Yes, and now that you mentioned that corny, I would like to commend people the gender and leadership in the USA, a study that was published in 2016, because it shows the the reality of that goal that we still need to work on a that equity and that understanding of equality and equal rights in one one of the pieces and Courtney, you shared this with us earlier. One of the pieces in that particular report is that eight out of 10 female teaching elders with ministers of word and sacrament in the denomination have experienced Against gender bias in the form of discrimination, sexual harassment and or prejudicial statements, and that's within the leadership of our denomination so so there's there's a lot of underlying issues as well. And we need this, this work is a lifetime work, we need to continue doing our part, and raising awareness and opening safe spaces or providing safe spaces for these conversations to occur.
45:30 – Simon Doong
Well, we're really grateful for you all joining us, so that we can have this conversation in this space. And we hope to have some future conversations again. And we'll be sure to put links to all of the resources and documents that were mentioned in this episode in the show notes so that people can reference them and check them out for future use. We're really grateful to Vilmarie Cintrón-Olivieri
for being a guest host with us today. Vilmarie Cintrón-Olivieri, thank you so much.
46:05 – Lee Catoe
46:07 - Vilmarie Cintrón-Olivieri
Thank you so much/. May I say something before we leave?
46:10 – Lee Catoe
46:11 - Vilmarie Cintrón-Olivieri
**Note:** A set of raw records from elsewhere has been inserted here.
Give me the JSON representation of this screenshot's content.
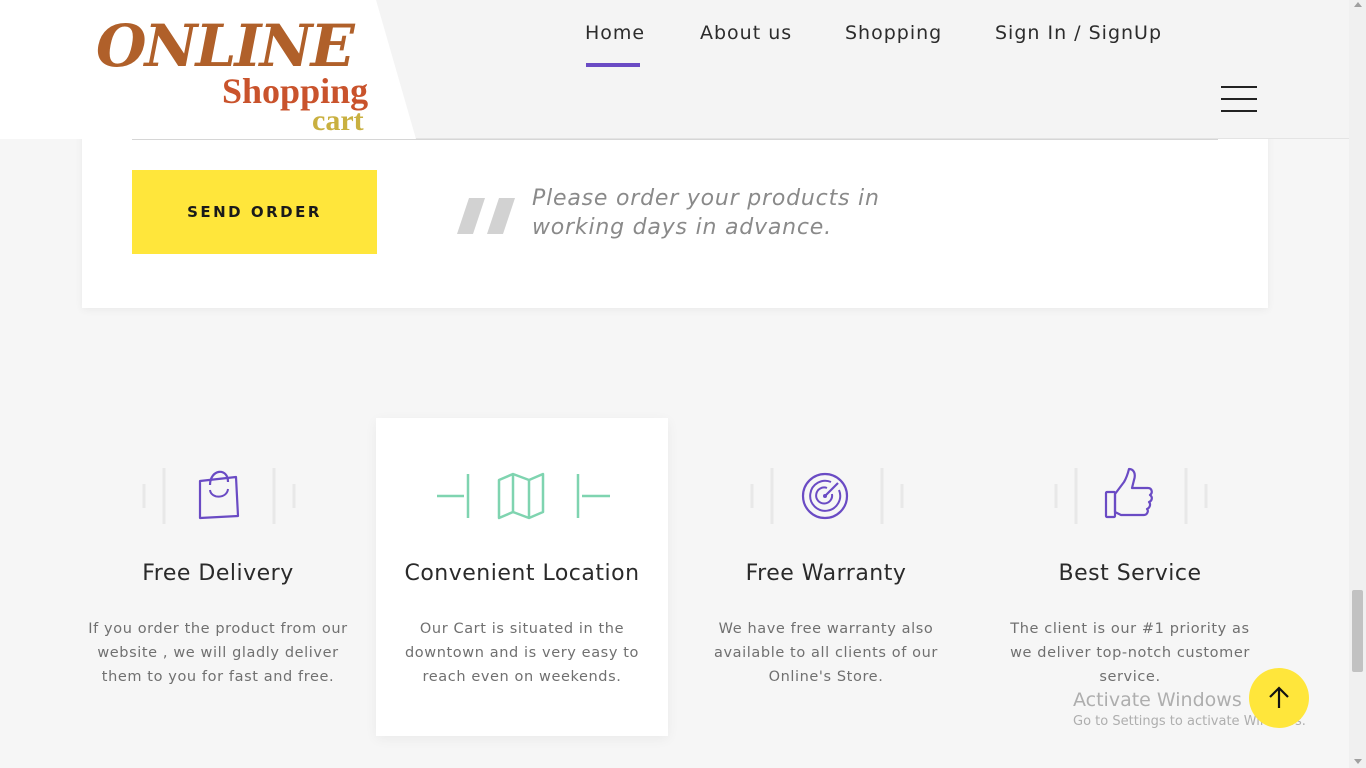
{
  "header": {
    "logo": {
      "line1": "ONLINE",
      "line2": "Shopping",
      "line3": "cart"
    },
    "nav": [
      {
        "label": "Home",
        "active": true
      },
      {
        "label": "About us",
        "active": false
      },
      {
        "label": "Shopping",
        "active": false
      },
      {
        "label": "Sign In / SignUp",
        "active": false
      }
    ],
    "menu_icon": "hamburger-icon"
  },
  "order": {
    "send_button_label": "SEND ORDER",
    "note": "Please order your products in working days in advance.",
    "quote_icon": "quote-icon"
  },
  "features": [
    {
      "icon": "shopping-bag-icon",
      "title": "Free Delivery",
      "description": "If you order the product from our website , we will gladly deliver them to you for fast and free."
    },
    {
      "icon": "map-icon",
      "title": "Convenient Location",
      "description": "Our Cart is situated in the downtown and is very easy to reach even on weekends."
    },
    {
      "icon": "target-icon",
      "title": "Free Warranty",
      "description": "We have free warranty also available to all clients of our Online's Store."
    },
    {
      "icon": "thumbs-up-icon",
      "title": "Best Service",
      "description": "The client is our #1 priority as we deliver top-notch customer service."
    }
  ],
  "back_to_top_icon": "arrow-up-icon",
  "watermark": {
    "title": "Activate Windows",
    "subtitle": "Go to Settings to activate Windows."
  },
  "colors": {
    "accent_purple": "#6a4bc4",
    "button_yellow": "#ffe63b",
    "icon_green": "#7fd4b0",
    "logo_brown": "#b0602a"
  }
}
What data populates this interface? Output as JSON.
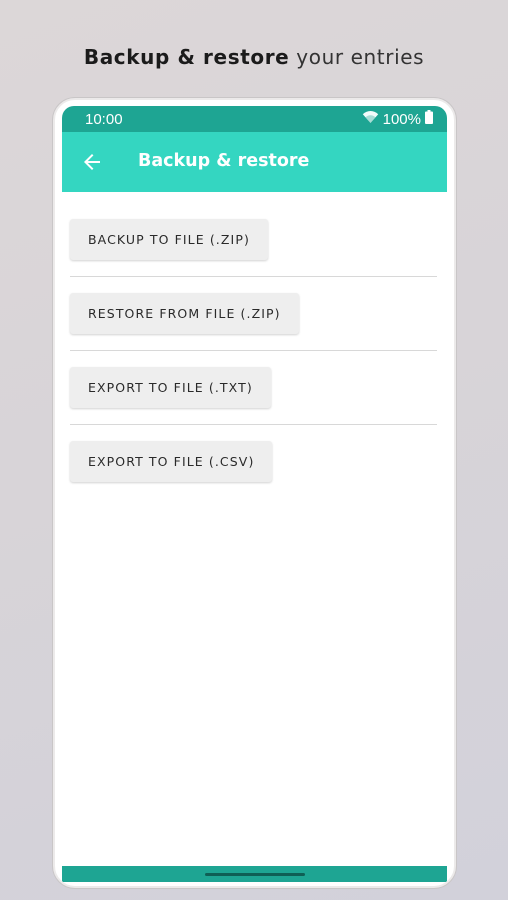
{
  "headline": {
    "bold": "Backup & restore",
    "rest": "your entries"
  },
  "statusbar": {
    "time": "10:00",
    "battery": "100%",
    "icons": [
      "wifi-icon",
      "battery-icon"
    ]
  },
  "appbar": {
    "title": "Backup & restore",
    "back_icon": "arrow-left-icon"
  },
  "actions": [
    {
      "label": "BACKUP TO FILE (.ZIP)"
    },
    {
      "label": "RESTORE FROM FILE (.ZIP)"
    },
    {
      "label": "EXPORT TO FILE (.TXT)"
    },
    {
      "label": "EXPORT TO FILE (.CSV)"
    }
  ],
  "colors": {
    "statusbar": "#1ea593",
    "appbar": "#34d6c1",
    "button_bg": "#eeeeee",
    "navbar": "#1ea593"
  }
}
I think it's very important. Many people will read will be reading those resources, hopefully, and many people will will be listening to our podcast. And I would like to say that if you are in danger right now, if you are a person who is experiencing domestic violence, violence against you in some way, if you're in danger right now, call 911. And if you or someone you know is experiencing violence and need help, please contact the National Domestic Violence Hotline, which is 1-800-799-7233 1-800-799-7233. If you are a person within the pcusa, a church meter within the pcusa, according to provide this information for us, call 1866607723318666077233. If you are experiencing abuse, and you are within our church leaders, we are here. We love you, you are valuable, your life is valuable. Please contact somebody for help. And thank you again, all of you for the opportunity to be co hosting with you.
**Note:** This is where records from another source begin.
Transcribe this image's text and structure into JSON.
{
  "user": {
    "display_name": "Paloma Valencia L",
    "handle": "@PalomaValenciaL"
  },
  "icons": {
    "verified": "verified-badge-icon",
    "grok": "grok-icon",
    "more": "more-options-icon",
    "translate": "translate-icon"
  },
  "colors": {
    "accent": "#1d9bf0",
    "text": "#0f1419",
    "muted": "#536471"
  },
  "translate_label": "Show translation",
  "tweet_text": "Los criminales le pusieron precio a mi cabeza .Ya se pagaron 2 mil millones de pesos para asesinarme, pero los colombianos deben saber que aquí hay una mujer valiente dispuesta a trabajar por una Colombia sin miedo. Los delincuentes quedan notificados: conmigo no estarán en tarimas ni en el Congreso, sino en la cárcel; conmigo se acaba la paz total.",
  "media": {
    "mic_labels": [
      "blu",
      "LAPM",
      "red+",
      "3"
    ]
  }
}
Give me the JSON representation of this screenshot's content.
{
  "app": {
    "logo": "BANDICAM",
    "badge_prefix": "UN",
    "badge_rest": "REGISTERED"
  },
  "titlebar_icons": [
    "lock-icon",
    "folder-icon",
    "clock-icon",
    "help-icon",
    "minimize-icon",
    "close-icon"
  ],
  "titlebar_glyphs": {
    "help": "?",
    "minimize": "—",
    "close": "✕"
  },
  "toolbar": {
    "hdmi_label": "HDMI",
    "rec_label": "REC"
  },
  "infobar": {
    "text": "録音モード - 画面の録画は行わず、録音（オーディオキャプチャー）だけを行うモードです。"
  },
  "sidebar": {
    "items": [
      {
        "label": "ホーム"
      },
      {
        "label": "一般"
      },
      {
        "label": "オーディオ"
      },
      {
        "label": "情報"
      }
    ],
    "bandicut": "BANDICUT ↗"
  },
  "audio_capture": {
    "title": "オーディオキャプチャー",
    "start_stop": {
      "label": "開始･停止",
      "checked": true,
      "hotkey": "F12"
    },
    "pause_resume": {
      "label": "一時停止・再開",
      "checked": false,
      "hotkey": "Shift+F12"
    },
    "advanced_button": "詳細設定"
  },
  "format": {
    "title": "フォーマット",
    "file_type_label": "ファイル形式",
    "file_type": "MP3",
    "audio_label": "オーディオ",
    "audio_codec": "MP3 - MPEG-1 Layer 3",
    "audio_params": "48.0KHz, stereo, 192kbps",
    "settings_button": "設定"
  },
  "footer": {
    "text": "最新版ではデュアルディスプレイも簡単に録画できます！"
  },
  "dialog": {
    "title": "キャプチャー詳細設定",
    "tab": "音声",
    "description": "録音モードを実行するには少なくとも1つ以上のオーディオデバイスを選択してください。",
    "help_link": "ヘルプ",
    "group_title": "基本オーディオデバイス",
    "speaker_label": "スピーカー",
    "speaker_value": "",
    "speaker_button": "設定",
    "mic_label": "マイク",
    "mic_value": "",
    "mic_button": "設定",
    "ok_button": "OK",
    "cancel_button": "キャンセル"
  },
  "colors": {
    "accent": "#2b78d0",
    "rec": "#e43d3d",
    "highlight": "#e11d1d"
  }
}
47:38 – Lee Catoe
Yeah, thank you, Vilmarie Cintrón-Olivieri, and to our guests. Thank you all so much for being with us. We did want to mention that there is going to be a companion to this podcast that will be an all Spanish. And so there will be that podcast episode and there will be this podcast episode. So our siblings who speak Spanish will also be able to to listen and to be a part of this conversation. And so he wanted to mention that those two episodes will be published together, and they will come they will be there you know, just look and you'll see it. So again, thank you all so much for this and reminder, the links will be in the show notes. And we will talk to you again next week.
48:35 – Simon Doong
This has been the matter of faith podcast brought to you by the Presbyterian peacemaking program and unbound. If you would like to submit a question for discussion, you can do so at faith [email protected] We look forward to hearing from you see you next time.
48:51 – Lee Catoe
See you next time, y'all.
49:12 – Simon Doong
Hey, everyone, thanks for listening to Episode 33 a matter of faith of presby podcast, don't forget to subscribe, follow or like. It really helps a podcast out.
49:24 – Lee Catoe
And don't forget to leave us a review. Preferably five stars wherever you can leave a review. I don't know where you can these days, but leave one and do the five stars.
49:35 – Simon Doong
And don't forget to write in your question to faith [email protected] We look forward to hearing from you